However, no further details are available on how the new service would actually work. For example, potential users may wonder whether they will be asked for their consent before using the service, or whether it will be automatically activated as soon as they update the app. There are also no exact details regarding how far the customer needs to be from the store before the app detects them. It would be interesting to know whether customers receive the notifications even if they’re just walking past the store or standing at a nearby bus stop.
Customers as Living Passwords
Protecting your privacy and personal data also poses a great obstacle when it comes to efforts to digitalize payment systems. In order to promote the use of innovative technologies, manufacturers are constantly developing new processes that offer a higher level of security. The British supermarket chain Costcutter recently started using a system in their branch at Brunel University in London that allows students to pay by scanning their finger.
The scanning technology, Fingopay, was developed by Sthaler and uses infrared light to detect the vein pattern in a person’s finger. The biometric data is linked to the user’s account information, which allows them to perform future transactions by scanning their finger. This process is intended to be much more secure than conventional fingerprint technologies and has already been used successfully for several years by business customers, including at Barclays Bank. Costcutter is contemplating using the finger scanning system in other branches in the future. Sthaler has also indicated that it is in serious talks with other supermarket chains.

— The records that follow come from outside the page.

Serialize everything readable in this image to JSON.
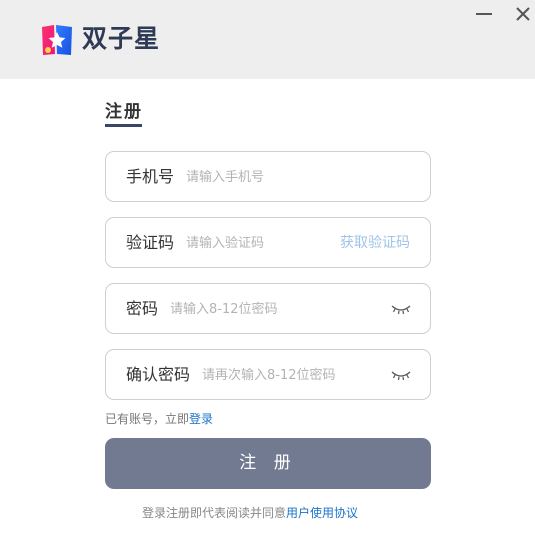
{
  "app": {
    "title": "双子星",
    "logo_icon": "star-logo-icon",
    "window_controls": [
      "minimize-icon",
      "close-icon"
    ]
  },
  "tab": {
    "label": "注册",
    "underline_color": "#3a4668"
  },
  "fields": {
    "phone": {
      "label": "手机号",
      "placeholder": "请输入手机号",
      "value": ""
    },
    "code": {
      "label": "验证码",
      "placeholder": "请输入验证码",
      "value": "",
      "action_label": "获取验证码"
    },
    "password": {
      "label": "密码",
      "placeholder": "请输入8-12位密码",
      "value": "",
      "icon": "eye-closed-icon"
    },
    "confirm": {
      "label": "确认密码",
      "placeholder": "请再次输入8-12位密码",
      "value": "",
      "icon": "eye-closed-icon"
    }
  },
  "login_prompt": {
    "text": "已有账号，立即",
    "link": "登录"
  },
  "submit": {
    "label": "注 册",
    "color": "#717a91"
  },
  "agreement": {
    "text": "登录注册即代表阅读并同意",
    "link": "用户使用协议"
  },
  "colors": {
    "link": "#1a73c9",
    "get_code": "#9fc4e8",
    "titlebar": "#eeeeee"
  }
}
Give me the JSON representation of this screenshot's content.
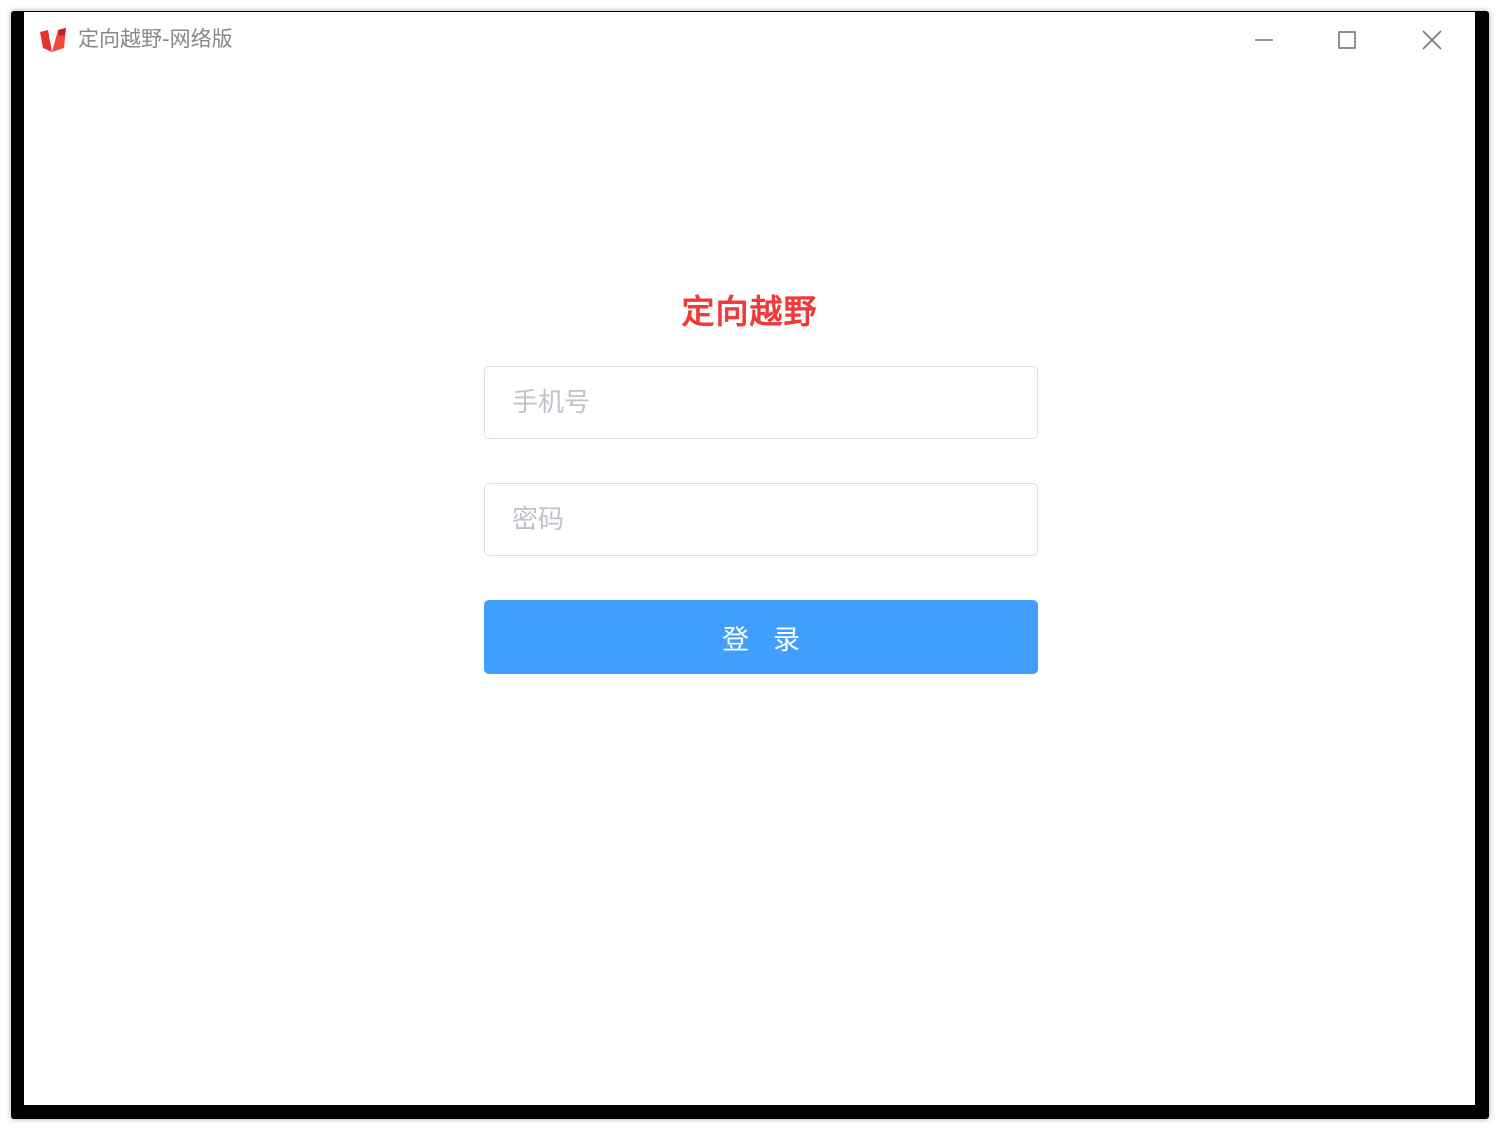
{
  "window": {
    "title": "定向越野-网络版",
    "logo_icon": "app-logo-icon",
    "controls": {
      "minimize_icon": "minimize-icon",
      "maximize_icon": "maximize-icon",
      "close_icon": "close-icon"
    }
  },
  "login": {
    "title": "定向越野",
    "phone_placeholder": "手机号",
    "phone_value": "",
    "password_placeholder": "密码",
    "password_value": "",
    "submit_label": "登录"
  },
  "colors": {
    "title_red": "#f03a3a",
    "button_blue": "#409eff",
    "input_border": "#dcdfe6",
    "placeholder_gray": "#bfc2c9"
  }
}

Intel is also advancing the imminent revolution in physical stores with a large portfolio of retail technologies, ranging from mobile point-of-sale devices to comprehensive IT platforms that connect sensory data collected in store with the latest analytic tools. For example, Tally is an autonomous stocktaking robot that moves between the shelves checking stock levels, detecting products that have been placed in the wrong position, and identifying incorrect price information. Intelligent networking means that the physical and digital worlds of retail can be linked and ensures that customers enjoy a more convenient and personalized experience when they go shopping.